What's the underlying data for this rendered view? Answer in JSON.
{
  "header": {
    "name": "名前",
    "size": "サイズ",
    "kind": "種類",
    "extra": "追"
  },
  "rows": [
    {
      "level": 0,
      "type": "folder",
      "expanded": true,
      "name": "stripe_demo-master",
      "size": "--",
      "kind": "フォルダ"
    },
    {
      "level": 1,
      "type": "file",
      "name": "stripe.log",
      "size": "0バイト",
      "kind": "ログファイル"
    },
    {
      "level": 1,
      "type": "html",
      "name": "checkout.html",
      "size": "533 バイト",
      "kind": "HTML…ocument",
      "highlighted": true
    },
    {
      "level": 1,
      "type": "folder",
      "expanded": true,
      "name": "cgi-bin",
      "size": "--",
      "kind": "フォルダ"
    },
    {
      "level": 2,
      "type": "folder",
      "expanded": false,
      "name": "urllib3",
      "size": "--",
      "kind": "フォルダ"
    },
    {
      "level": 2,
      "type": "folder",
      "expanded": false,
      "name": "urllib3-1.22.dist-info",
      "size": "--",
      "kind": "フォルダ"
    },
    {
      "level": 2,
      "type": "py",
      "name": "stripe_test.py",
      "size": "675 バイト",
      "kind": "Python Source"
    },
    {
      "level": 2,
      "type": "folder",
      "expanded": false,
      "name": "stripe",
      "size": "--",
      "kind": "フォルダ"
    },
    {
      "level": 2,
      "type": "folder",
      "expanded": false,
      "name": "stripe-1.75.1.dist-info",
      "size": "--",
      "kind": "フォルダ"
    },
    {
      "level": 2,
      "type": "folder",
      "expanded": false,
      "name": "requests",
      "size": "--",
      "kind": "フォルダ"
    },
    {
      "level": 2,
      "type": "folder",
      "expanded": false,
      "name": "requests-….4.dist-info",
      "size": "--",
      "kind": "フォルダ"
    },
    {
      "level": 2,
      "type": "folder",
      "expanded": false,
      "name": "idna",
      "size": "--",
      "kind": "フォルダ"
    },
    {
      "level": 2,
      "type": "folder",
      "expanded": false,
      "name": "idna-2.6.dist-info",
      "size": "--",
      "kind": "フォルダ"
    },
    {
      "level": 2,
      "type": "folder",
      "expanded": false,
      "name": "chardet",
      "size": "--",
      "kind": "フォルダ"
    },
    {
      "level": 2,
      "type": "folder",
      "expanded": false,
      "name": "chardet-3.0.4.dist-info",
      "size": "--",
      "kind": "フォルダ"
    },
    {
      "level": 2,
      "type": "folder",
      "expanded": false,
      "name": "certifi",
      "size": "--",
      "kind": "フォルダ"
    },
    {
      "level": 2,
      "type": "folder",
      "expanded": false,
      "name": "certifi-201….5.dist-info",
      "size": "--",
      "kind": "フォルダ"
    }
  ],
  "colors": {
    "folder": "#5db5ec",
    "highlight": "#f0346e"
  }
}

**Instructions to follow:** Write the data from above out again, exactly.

**Answer to this task:**
What's the underlying data for this rendered view? Answer in JSON.
{
  "header": {
    "name": "名前",
    "size": "サイズ",
    "kind": "種類",
    "extra": "追"
  },
  "rows": [
    {
      "level": 0,
      "type": "folder",
      "expanded": true,
      "name": "stripe_demo-master",
      "size": "--",
      "kind": "フォルダ"
    },
    {
      "level": 1,
      "type": "file",
      "name": "stripe.log",
      "size": "0バイト",
      "kind": "ログファイル"
    },
    {
      "level": 1,
      "type": "html",
      "name": "checkout.html",
      "size": "533 バイト",
      "kind": "HTML…ocument",
      "highlighted": true
    },
    {
      "level": 1,
      "type": "folder",
      "expanded": true,
      "name": "cgi-bin",
      "size": "--",
      "kind": "フォルダ"
    },
    {
      "level": 2,
      "type": "folder",
      "expanded": false,
      "name": "urllib3",
      "size": "--",
      "kind": "フォルダ"
    },
    {
      "level": 2,
      "type": "folder",
      "expanded": false,
      "name": "urllib3-1.22.dist-info",
      "size": "--",
      "kind": "フォルダ"
    },
    {
      "level": 2,
      "type": "py",
      "name": "stripe_test.py",
      "size": "675 バイト",
      "kind": "Python Source"
    },
    {
      "level": 2,
      "type": "folder",
      "expanded": false,
      "name": "stripe",
      "size": "--",
      "kind": "フォルダ"
    },
    {
      "level": 2,
      "type": "folder",
      "expanded": false,
      "name": "stripe-1.75.1.dist-info",
      "size": "--",
      "kind": "フォルダ"
    },
    {
      "level": 2,
      "type": "folder",
      "expanded": false,
      "name": "requests",
      "size": "--",
      "kind": "フォルダ"
    },
    {
      "level": 2,
      "type": "folder",
      "expanded": false,
      "name": "requests-….4.dist-info",
      "size": "--",
      "kind": "フォルダ"
    },
    {
      "level": 2,
      "type": "folder",
      "expanded": false,
      "name": "idna",
      "size": "--",
      "kind": "フォルダ"
    },
    {
      "level": 2,
      "type": "folder",
      "expanded": false,
      "name": "idna-2.6.dist-info",
      "size": "--",
      "kind": "フォルダ"
    },
    {
      "level": 2,
      "type": "folder",
      "expanded": false,
      "name": "chardet",
      "size": "--",
      "kind": "フォルダ"
    },
    {
      "level": 2,
      "type": "folder",
      "expanded": false,
      "name": "chardet-3.0.4.dist-info",
      "size": "--",
      "kind": "フォルダ"
    },
    {
      "level": 2,
      "type": "folder",
      "expanded": false,
      "name": "certifi",
      "size": "--",
      "kind": "フォルダ"
    },
    {
      "level": 2,
      "type": "folder",
      "expanded": false,
      "name": "certifi-201….5.dist-info",
      "size": "--",
      "kind": "フォルダ"
    }
  ],
  "colors": {
    "folder": "#5db5ec",
    "highlight": "#f0346e"
  }
}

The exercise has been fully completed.